**WORK INSTRUCTION**
Among the records below, find the lines containing "icon" and state only how many there are.

**DATA FOR PROCESSING**
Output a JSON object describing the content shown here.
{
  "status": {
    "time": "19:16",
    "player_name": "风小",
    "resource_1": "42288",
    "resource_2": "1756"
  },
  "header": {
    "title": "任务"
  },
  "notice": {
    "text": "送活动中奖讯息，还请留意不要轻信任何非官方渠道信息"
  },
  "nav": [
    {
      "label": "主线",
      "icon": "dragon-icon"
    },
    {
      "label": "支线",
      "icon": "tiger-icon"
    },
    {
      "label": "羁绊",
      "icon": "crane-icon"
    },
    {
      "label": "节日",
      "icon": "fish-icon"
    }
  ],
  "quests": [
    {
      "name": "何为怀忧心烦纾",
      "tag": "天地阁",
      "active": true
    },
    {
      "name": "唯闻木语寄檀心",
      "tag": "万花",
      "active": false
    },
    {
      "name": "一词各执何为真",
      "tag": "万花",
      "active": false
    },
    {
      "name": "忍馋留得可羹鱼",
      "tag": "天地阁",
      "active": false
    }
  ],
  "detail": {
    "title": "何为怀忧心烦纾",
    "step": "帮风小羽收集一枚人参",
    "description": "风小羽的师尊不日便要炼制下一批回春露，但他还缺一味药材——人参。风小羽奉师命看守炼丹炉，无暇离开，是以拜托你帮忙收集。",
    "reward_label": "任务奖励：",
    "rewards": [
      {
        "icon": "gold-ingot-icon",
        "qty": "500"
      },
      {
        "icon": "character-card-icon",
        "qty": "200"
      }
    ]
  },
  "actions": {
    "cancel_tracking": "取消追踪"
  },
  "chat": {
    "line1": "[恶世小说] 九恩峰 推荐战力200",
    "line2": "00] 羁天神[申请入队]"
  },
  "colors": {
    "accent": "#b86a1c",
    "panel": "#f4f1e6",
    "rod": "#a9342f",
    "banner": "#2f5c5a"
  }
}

**EXERCISE RESPONSE**
6